      Hurricane Electric provide a free IPv6 tunnel service which works very nicely with the Vigor, and you get a choice of a /64 or a /48 even for a home network - which is billions of internets worth of addresses.

      Even in the day job I've noticed a subtle change from "What's that?" to "yeah, we don't need to worry just yet" when asking if they need to consider IPv6 in their connectivity plans.

  3. Bebu Silver badge
    Windows

    The Cultural Evolution - little leap forward :)

    I would have thought mandating ISPs preferentially, or only, offering ipv6 address ranges to devices that (soon must) support ipv6 is the not undesirable result.

    If your ISP chucked a /96 (say) routing prefix at your router any number of your devices could happily autoconfigure or dhcp6 from the router. Of course that prefix would identify the customer's traffic which is a problem for some in the Middle Kingdom and elsewhere.

    The default firewall rules on the router should be pretty strict as every device would have a unique routable ipv6 address.

    When I think of the amount of pissing about to make a couple of services on rfc1918 addresses inside an internal network visible externally even this might actually be a win for security.

    New routers presumably would offer one or more 4-to-6 solutions for legacy ipv4 only client devices.

    Getting ISPs to offer and properly support ipv6 for residential customers is the bigger problem in these parts. Perhaps the offer of a state sponsored vacation in a reeducation facility might ginger them up. :)

    1. Number6

      Re: The Cultural Evolution - little leap forward :)

      My ISP gives me a /64 to play with. Everything just works, anything on my home network that supports IPv6 picks up an address and can be used. My router tells me that last month 49.49% of traffic was IPv6. If I want to run a server accessible from the outside, I do have to add a rule to the router, so at least it comes up in a relatively safe condition by default - if you scan the address range from outside then you will only see those few holes in it, regardless of what's happening on my side of the router.

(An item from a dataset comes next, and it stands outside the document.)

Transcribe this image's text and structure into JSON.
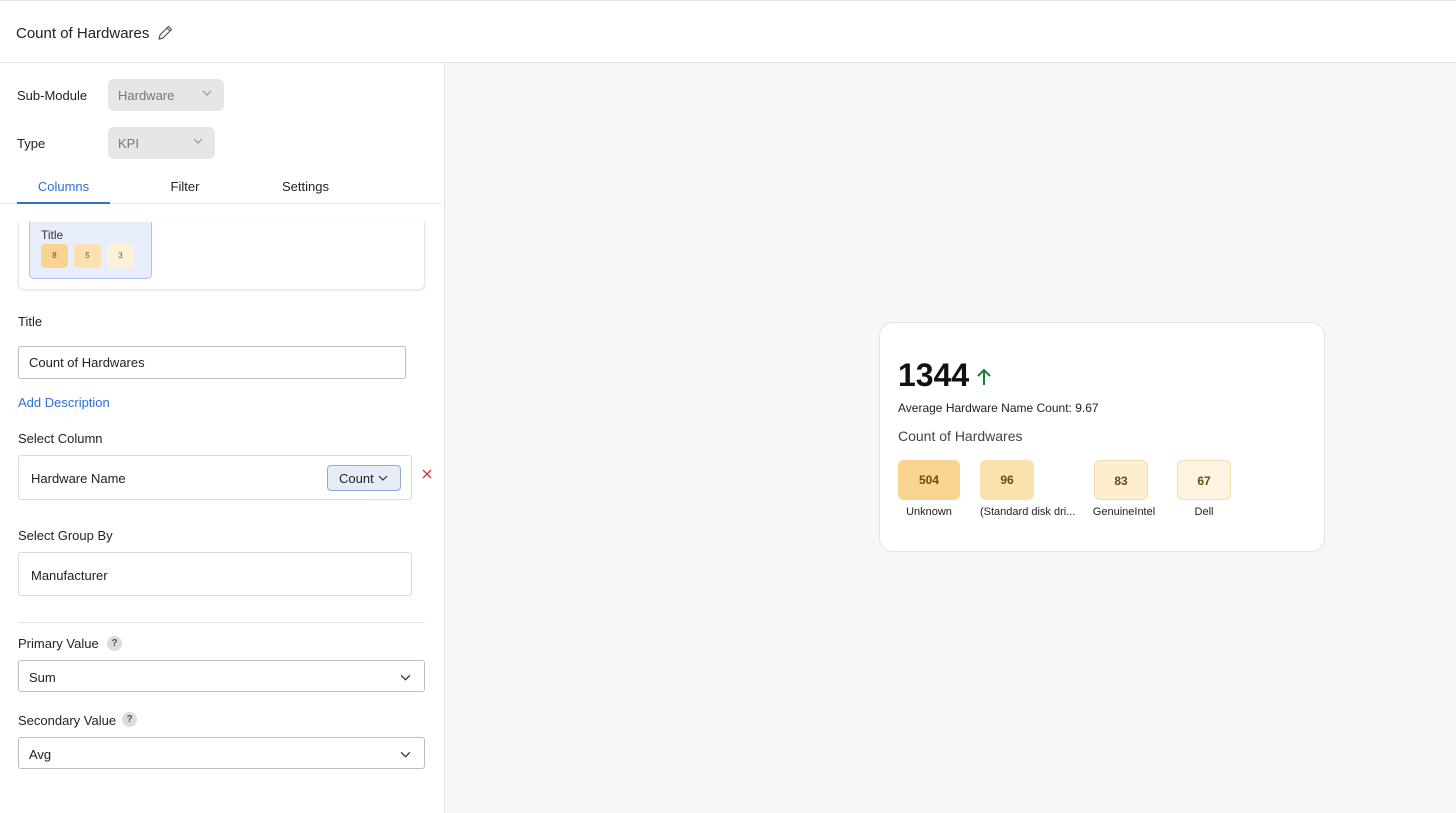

      Looking at my webserver logs (external hosted server), I see a decent amount of IPv6 traffic too, so there are plenty of others who are probably using IPv6 without knowing it, too. A lot of mobile devices will have IPv6 allocated, so if you're browsing using your phone, chances are you're using IPv6 by default. Unless you're reading El Reg, of course, which appears to still only be IPv4.

    2. This post has been deleted by its author

    3. -tim

      Re: The Cultural Evolution - little leap forward :)

      The maximum and minimum "host" part of a ipv6 address using modern v6 stacks is a /64. A /56 lets you create 256 networks from your ISP. Some people find it helpful to think of a /64=class C, /56=class B and the /32 that the ISP was allocated as a class A.

  4. DustFox

    when china set a target

    They always reach it before the target date.

POST COMMENT House rules

Not a member of The Register? Create a new account here.

  • Enter your comment

  • Add an icon

Anonymous cowards cannot choose their icon

Other stories you might like